Task statement:
Go through the data below and copy each line that includes "label".

Task inputs:
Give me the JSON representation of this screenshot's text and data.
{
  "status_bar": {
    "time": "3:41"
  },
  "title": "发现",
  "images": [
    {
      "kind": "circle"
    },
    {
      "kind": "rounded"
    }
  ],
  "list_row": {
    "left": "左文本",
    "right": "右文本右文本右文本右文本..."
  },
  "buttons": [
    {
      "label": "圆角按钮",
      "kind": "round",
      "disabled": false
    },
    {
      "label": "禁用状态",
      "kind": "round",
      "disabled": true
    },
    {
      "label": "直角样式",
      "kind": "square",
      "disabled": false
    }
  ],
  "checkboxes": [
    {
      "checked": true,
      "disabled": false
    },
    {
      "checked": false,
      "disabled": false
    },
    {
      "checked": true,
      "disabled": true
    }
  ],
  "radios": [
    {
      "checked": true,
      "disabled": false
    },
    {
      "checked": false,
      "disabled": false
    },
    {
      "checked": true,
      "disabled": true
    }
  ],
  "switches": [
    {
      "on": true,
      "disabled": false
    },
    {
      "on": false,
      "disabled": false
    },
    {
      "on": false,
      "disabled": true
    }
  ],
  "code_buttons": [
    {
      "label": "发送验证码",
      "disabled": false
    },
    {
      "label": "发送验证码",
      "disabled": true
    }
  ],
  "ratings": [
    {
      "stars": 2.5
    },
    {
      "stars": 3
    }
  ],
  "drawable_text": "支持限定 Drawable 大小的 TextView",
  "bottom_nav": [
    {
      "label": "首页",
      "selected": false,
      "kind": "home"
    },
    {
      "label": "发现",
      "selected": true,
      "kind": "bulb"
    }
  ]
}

Written answer:
      "label": "圆角按钮",
      "label": "禁用状态",
      "label": "直角样式",
      "label": "发送验证码",
      "label": "发送验证码",
      "label": "首页",
      "label": "发现",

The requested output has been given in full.